I don’t think it’s that Whittingham has been playing poorly, but those eight out of ten performances of the autumn have turned into six out ten showings lately and if his freaksihly good set pieces deserved a nine out of ten a few months back, they only merit a seven now – there are other things that need to change for us to start turning in performances which mirror our results, but getting Whittingham back to his best would be a very big step in the right direction.

Yet, the weird thing is that, despite how negative all of the above must read, we are in a stronger position now in terms of getting automatic promotion than we were at 3 o clock yesterday. When you look at Watford’s recent away form, their victory at Middlesbrough wasn’t a huge shock, neither was Burnley beating Palace at Turf Moor, but I think Sheffield Wednesday’s win at Hull says so much about the modern Championship. Wednesday’s triumph reminded me of Ipswich’s win here two seasons ago when we kicked off late in a televised game when all of the earlier results had gone in our favour – we lost 2-0 and blew a chance to establish ourselves in a second place with a handy lead over the team in third.
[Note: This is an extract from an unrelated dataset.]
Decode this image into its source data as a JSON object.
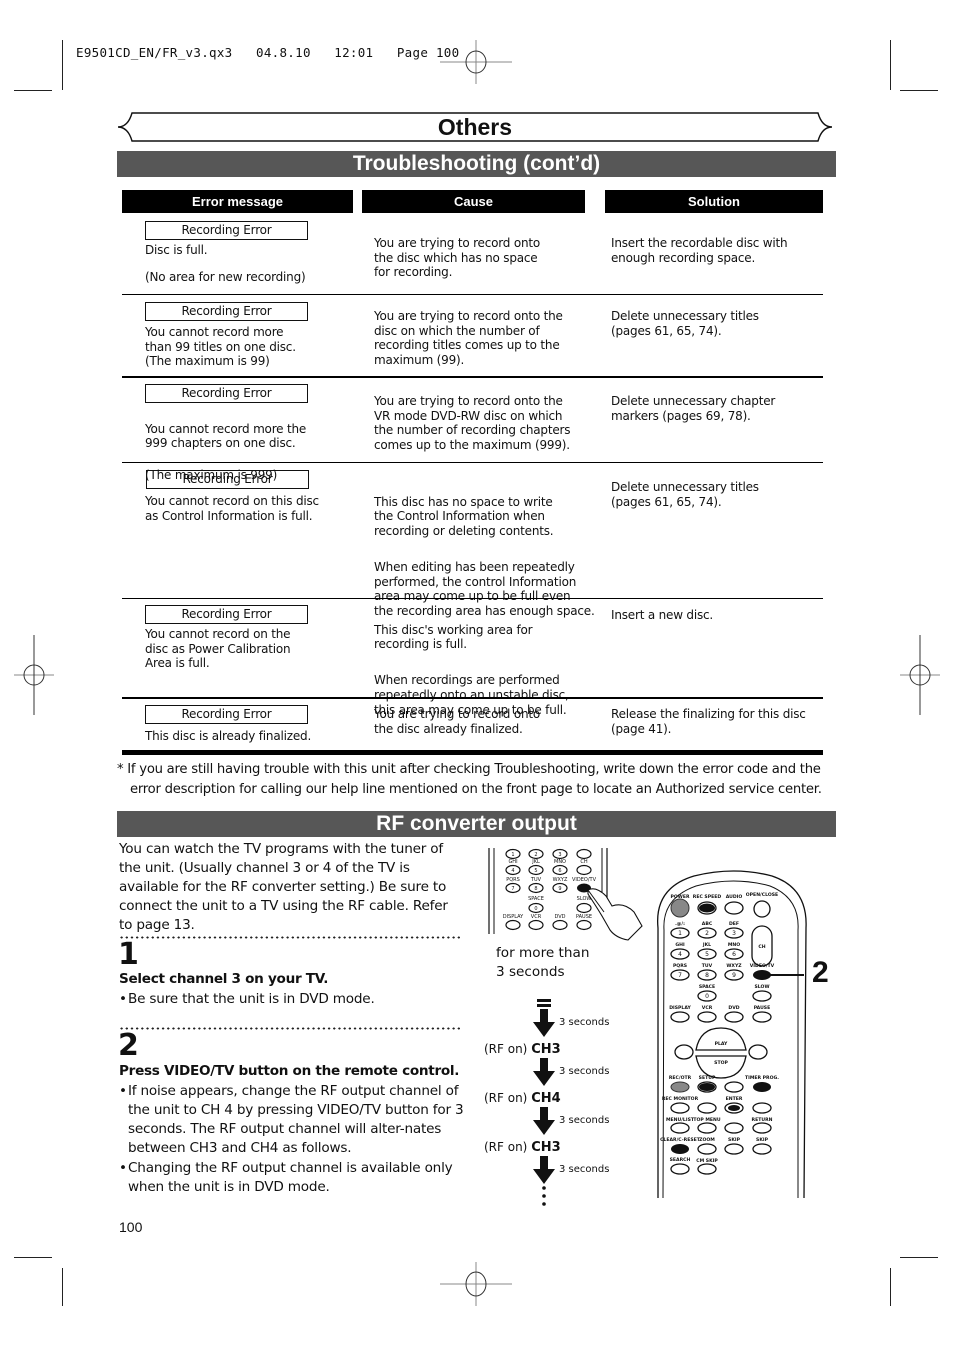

Now, the fact that the top four sides going into this weekend’s fixtures could only pick up one point between them could be used as an argument that the 2012/13 Championship is a poor one, but couldn’t it equally be claimed that Sheffield Wednesday’s win in particular was proof that, unlike in many so called “strong” leagues, there is quality throughout the division. Just like Peterborough did here, Wednesday won on merit and this only emphasises what a strong position we have got ourselves into. The chasing pack are going to be taking points off each other in the coming months while also having to be aware that everyone of the current top six have dropped home points against at least one of the current bottom four so far. It’d be nice for the team to show us some of that Blackburn form again, but we are going to have a very handy lead at the top going into February – if us and Hull swapped positions, we’d be saying they were are as good as up.